Do you ever wonder why every single outlet covers the same stories? Why you still hear about the deadly war in Syria, but the equally deadly war in South Sudan is almost entirely unreported? Times were that the decision of what was news was up to editors. A brave newsroom could call attention to unheard-of wars and turn hidden suffering into a national talking point. Today, plenty of major sites make these vital decisions based on nothing more than traffic.
A recent study revealed that reporters for three of the biggest online newsrooms in the United States felt content was being dictated by how many clicks it could bring in. While this isn’t necessarily a bad thing, it does mean that online media is becoming ever more selective about what it publishes. That’s how you get a ridiculous situation like we had in 2014, when everyone thought Ebola would destroy the world. That paranoia was fueled by a media that actively sought to portray the CDC, doctors, and the WHO as lying to us. Why? Because articles that stoked our paranoia brought in more clicks and shares than any other type. Where’s the motivation to produce a sober, nuanced piece when a hysterical, rumor-mongering one will help pay for your next vacation?
At its absolute worst, this focus on clicks leads to editors pressuring their staff to just make stuff up. The worst offender for this is (surprise) The Daily Mail, but plenty of others now follow the “publish first, collect advertising dollars second, fact-check later” model.
1We Let Them Get Away With It
In all of the above nine entries, one thing has been consistent: motivation. When it’s intentional, the online media doesn’t lie to you just for kicks. They don’t do it because they’re part of an international evil conspiracy designed to give you a rage attack every time you click on an article. They do it because the world encourages them to do so.

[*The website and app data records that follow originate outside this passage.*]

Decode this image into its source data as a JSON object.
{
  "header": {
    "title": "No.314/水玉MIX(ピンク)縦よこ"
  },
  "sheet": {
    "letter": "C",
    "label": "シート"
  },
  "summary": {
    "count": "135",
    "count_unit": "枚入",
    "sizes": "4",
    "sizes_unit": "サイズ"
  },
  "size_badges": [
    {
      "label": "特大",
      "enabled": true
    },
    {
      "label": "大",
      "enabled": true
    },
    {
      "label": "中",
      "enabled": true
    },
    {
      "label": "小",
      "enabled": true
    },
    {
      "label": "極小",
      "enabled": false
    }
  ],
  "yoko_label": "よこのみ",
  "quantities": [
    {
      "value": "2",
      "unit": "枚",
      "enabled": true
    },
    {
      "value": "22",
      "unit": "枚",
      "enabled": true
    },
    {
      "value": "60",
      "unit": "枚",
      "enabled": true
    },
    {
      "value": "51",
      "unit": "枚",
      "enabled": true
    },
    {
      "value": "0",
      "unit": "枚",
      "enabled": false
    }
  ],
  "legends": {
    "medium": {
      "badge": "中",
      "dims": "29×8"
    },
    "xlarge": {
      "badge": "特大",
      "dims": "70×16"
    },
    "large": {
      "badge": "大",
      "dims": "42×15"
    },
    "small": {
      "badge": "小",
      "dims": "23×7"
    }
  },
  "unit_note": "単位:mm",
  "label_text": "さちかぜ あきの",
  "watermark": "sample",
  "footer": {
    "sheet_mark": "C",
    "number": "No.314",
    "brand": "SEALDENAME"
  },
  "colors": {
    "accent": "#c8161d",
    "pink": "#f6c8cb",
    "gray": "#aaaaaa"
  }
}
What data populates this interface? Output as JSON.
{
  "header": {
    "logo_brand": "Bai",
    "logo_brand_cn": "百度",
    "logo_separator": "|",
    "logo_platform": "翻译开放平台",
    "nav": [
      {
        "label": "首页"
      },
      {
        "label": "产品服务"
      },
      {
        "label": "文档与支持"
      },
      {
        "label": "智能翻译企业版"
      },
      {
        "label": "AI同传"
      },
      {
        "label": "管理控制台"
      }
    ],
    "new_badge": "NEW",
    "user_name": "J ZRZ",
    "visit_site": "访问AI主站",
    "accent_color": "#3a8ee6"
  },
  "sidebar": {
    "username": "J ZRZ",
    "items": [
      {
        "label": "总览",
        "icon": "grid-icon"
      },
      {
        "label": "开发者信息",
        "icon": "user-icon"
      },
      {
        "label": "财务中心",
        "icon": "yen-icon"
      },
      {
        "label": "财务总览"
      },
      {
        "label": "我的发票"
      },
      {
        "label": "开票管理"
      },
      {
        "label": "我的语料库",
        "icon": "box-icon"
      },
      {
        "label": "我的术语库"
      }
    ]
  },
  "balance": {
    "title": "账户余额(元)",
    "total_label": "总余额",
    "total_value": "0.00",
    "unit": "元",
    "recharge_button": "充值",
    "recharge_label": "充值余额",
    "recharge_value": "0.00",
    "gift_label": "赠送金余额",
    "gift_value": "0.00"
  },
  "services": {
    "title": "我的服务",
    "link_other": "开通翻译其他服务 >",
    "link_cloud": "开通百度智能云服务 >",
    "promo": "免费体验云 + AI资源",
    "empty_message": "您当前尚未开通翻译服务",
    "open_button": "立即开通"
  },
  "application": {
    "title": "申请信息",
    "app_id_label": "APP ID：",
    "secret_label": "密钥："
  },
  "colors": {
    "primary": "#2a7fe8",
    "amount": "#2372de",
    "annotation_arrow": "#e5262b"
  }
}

Websites—from the multibillion viewer Mail Online to the tiniest blog—publish material because it brings them visitors. That translates to clicks and shares and from there into advertisers’ money. In theory, this encourages writers to produce intelligent articles that are well researched and people genuinely want to read. In practice, this still happens (that’s what Listverse is here for, after all). But it also encourages editors to pump out whatever nonsense they can lay their hands on. Stuff about Kim Kardashian’s rear end or the supposedly guaranteed discovery of alien life or just whatever can be packaged under a provocative headline. It encourages sites to source from untrustworthy places because it’s easier to write a quirky article about, say, a mad Czech director who made a 908-hour film out of blank film stock than it is to do the research required to discover there’s nothing backing it up.
The sad fact is that if we keep clicking on junk, then we can’t act upset when junk is all we get. If everyone refused to share provocative fake pictures of murdered black teenagers, then people would stop photoshopping them. It’s in our power to make the Internet a better place. We just need to completely change every single online habit we’ve ever had to make it so.